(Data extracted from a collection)
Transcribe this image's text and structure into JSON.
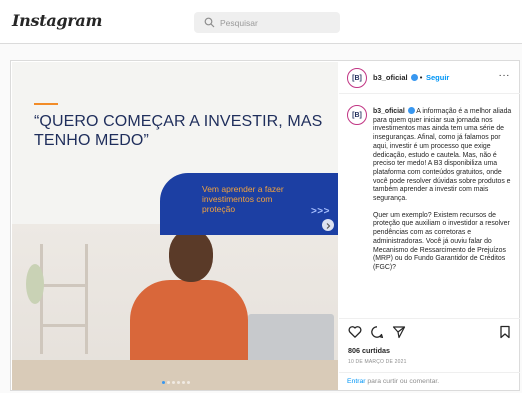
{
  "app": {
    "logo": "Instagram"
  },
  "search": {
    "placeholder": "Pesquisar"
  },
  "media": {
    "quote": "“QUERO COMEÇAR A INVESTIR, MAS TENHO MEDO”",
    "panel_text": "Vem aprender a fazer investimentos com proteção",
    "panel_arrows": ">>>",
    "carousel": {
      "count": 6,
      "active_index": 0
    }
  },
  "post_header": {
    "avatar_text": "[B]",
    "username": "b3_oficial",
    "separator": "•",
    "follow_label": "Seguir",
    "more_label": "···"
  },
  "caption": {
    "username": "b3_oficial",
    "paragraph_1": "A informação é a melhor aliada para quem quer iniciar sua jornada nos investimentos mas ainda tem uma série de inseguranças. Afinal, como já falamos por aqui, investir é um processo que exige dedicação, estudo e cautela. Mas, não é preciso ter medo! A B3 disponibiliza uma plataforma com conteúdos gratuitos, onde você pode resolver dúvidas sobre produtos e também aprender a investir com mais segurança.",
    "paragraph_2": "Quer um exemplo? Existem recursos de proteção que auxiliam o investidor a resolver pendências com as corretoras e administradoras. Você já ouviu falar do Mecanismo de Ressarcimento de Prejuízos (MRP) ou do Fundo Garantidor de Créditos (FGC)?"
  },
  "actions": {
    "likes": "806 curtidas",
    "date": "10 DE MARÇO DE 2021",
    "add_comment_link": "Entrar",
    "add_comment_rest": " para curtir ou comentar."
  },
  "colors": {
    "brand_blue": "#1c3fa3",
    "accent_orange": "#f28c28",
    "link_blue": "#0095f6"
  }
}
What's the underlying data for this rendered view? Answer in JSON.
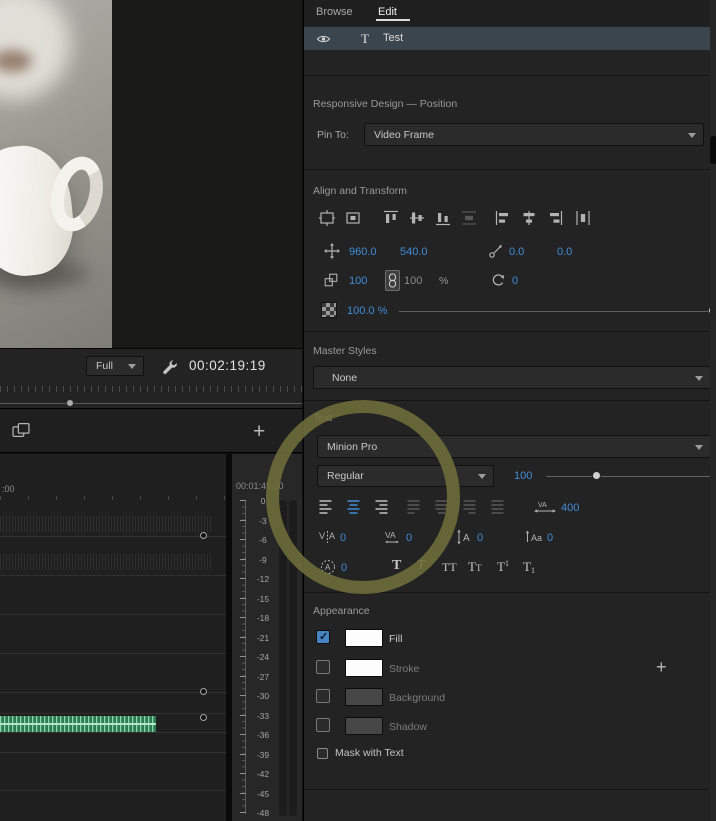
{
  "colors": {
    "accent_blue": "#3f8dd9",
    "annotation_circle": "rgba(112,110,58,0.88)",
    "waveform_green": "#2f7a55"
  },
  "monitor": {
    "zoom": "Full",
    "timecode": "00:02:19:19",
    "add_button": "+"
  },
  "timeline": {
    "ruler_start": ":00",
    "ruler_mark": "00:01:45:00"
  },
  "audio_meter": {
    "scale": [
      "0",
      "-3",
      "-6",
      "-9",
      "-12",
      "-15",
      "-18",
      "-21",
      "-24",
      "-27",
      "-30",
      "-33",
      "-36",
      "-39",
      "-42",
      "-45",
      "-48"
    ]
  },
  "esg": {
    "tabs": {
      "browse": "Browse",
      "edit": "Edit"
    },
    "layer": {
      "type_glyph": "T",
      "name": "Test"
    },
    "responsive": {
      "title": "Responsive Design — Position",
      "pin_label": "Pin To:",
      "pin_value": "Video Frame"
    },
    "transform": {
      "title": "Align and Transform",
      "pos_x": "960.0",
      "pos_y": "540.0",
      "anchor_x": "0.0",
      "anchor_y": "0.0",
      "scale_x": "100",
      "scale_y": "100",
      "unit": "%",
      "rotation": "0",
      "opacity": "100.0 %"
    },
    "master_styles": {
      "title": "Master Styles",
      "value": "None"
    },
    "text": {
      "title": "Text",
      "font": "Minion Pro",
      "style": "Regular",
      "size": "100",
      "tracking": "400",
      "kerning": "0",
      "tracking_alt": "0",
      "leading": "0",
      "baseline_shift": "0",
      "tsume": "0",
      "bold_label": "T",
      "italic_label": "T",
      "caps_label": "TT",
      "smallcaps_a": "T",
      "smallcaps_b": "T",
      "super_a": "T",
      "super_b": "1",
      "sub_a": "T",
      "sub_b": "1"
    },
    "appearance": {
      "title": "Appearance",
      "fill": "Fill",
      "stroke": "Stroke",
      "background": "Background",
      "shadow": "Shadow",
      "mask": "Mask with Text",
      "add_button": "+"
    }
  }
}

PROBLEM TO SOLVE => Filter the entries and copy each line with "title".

ANSWER BOX =>
      "title": "Responsive Design — Position",
      "title": "Align and Transform",
      "title": "Master Styles",
      "title": "Text",
      "title": "Appearance",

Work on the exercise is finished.